• The mega write-downs already taken by most of Wall Street’s elite banks are not expected to be the end of the story. An overwhelming 63% of respondents believe there will be even more write-downs. “If 91% of the respondents are correct that there are many more major write-downs to come, Little Orphan Annie will be proven wrong because the sun will definitely not be coming out tomorrow. Or next month. Or next year. We could be in D-Ville for quite some time - Downturn, Doldrums, Despondency, Depression and Disaster. In other words, the Dark Dominion of Distressed Debt.” Marcy Kurtz, Financial Restructurings and Litigation, Bracewell & Giuliani LLP
What do you expect to happen to the number of busted or renegotiated private equity financings over the next 12 months?

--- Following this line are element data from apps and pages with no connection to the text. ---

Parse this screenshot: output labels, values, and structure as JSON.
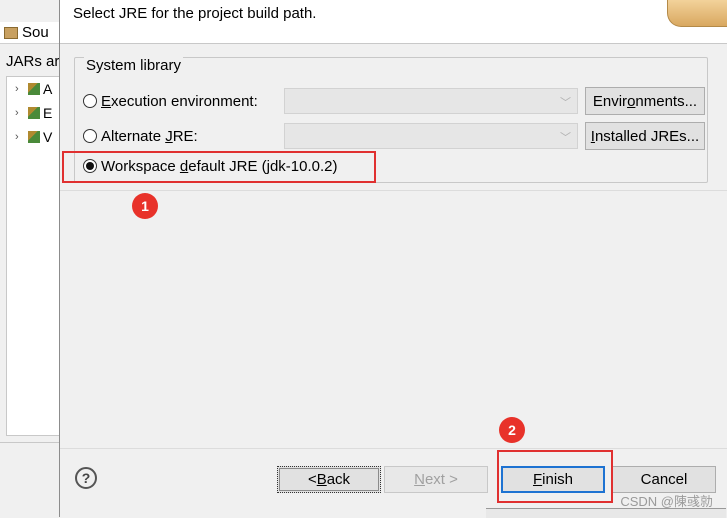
{
  "background_window": {
    "tab_label": "Sou",
    "heading": "JARs ar",
    "tree_items": [
      {
        "label": "A"
      },
      {
        "label": "E"
      },
      {
        "label": "V"
      }
    ]
  },
  "dialog": {
    "header_message": "Select JRE for the project build path.",
    "group_title": "System library",
    "options": {
      "execution_env": {
        "pre": "",
        "mnemonic": "E",
        "post": "xecution environment:",
        "button_pre": "Envir",
        "button_mnemonic": "o",
        "button_post": "nments..."
      },
      "alternate_jre": {
        "pre": "Alternate ",
        "mnemonic": "J",
        "post": "RE:",
        "button_pre": "",
        "button_mnemonic": "I",
        "button_post": "nstalled JREs..."
      },
      "workspace_default": {
        "pre": "Workspace ",
        "mnemonic": "d",
        "post": "efault JRE (jdk-10.0.2)",
        "selected": true
      }
    },
    "buttons": {
      "back": {
        "pre": "< ",
        "mnemonic": "B",
        "post": "ack"
      },
      "next": {
        "pre": "",
        "mnemonic": "N",
        "post": "ext >"
      },
      "finish": {
        "pre": "",
        "mnemonic": "F",
        "post": "inish"
      },
      "cancel": "Cancel"
    },
    "help_icon_glyph": "?"
  },
  "annotations": {
    "badge_1": "1",
    "badge_2": "2",
    "color": "#e03030"
  },
  "watermark": "CSDN @陳彧勍"
}
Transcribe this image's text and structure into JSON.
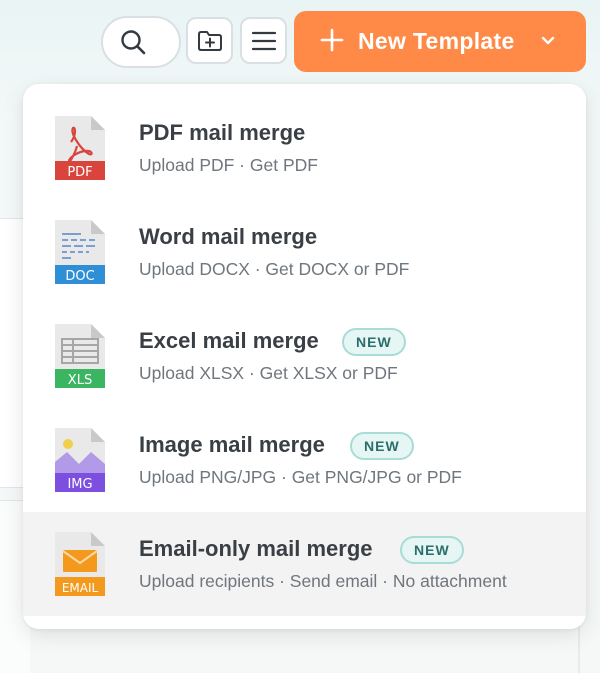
{
  "toolbar": {
    "search_icon": "search-icon",
    "folder_icon": "folder-plus-icon",
    "menu_icon": "menu-icon",
    "new_button_label": "New Template",
    "new_button_color": "#ff8a47"
  },
  "menu": {
    "items": [
      {
        "title": "PDF mail merge",
        "subtitle": "Upload PDF · Get PDF",
        "file_label": "PDF",
        "color": "#d9453d",
        "badge": ""
      },
      {
        "title": "Word mail merge",
        "subtitle": "Upload DOCX · Get DOCX or PDF",
        "file_label": "DOC",
        "color": "#2f8fd6",
        "badge": ""
      },
      {
        "title": "Excel mail merge",
        "subtitle": "Upload XLSX · Get XLSX or PDF",
        "file_label": "XLS",
        "color": "#3cb563",
        "badge": "NEW"
      },
      {
        "title": "Image mail merge",
        "subtitle": "Upload PNG/JPG · Get PNG/JPG or PDF",
        "file_label": "IMG",
        "color": "#7c4fe0",
        "badge": "NEW"
      },
      {
        "title": "Email-only mail merge",
        "subtitle": "Upload recipients · Send email · No attachment",
        "file_label": "EMAIL",
        "color": "#f39a1e",
        "badge": "NEW"
      }
    ]
  }
}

What is your CDS investment strategy?
• Increased economic uncertainty generally leads to a greater amount of conflicting viewpoints on the value that should be assigned to the debt instruments in the capital structures of distressed issuers. A clear 60% majority of poll respondents attribute the increase in creditor driven litigation over the past year to disagreements over appropriate recovery valuations. • Junior creditors run a substantial risk of taking a significant hit to their recoveries if senior creditors push for more conservative enterprise values to be applied to businesses attempting to reorganize during a recession. Almost 30% of respondents believe that litigation will become an increasingly used tactic by junior creditors attempting to maximize their recoveries. “Litigation can be many things, often at the same time. It can be strategic, meritorious, efficient and effective. It can also be scattershot, meritless, wasteful and pointless. We believe that the best approach is for the investors and the lawyers to work closely together, constantly updating strategy as circumstances change and repeatedly challenging each other’s assumptions as to what really needs to be done and as to how much it really needs to cost.” Greg Nye, Bankruptcy and Commercial Litigation, Bracewell & Giuliani LLP
• Respondents provided a wide range of investment strategies with respect to the credit derivatives market. Just over 50% viewed it as a pure buy-and-sell investment strategy with only 37% using the swaps as hedges. “Remember the good old days when institutional investors hedged their par purchases with CDS protection? These days, credit derivatives have become the minnow that swallowed the whale and now that the minnow has gotten food poisoning courtesy of Lehman, AIG and others, woe to us all!” Chris Olive, Structured Finance and Derivatives, Bracewell & Giuliani LLP
What do you believe has driven the increase in creditor-driven litigation over the last 12 months?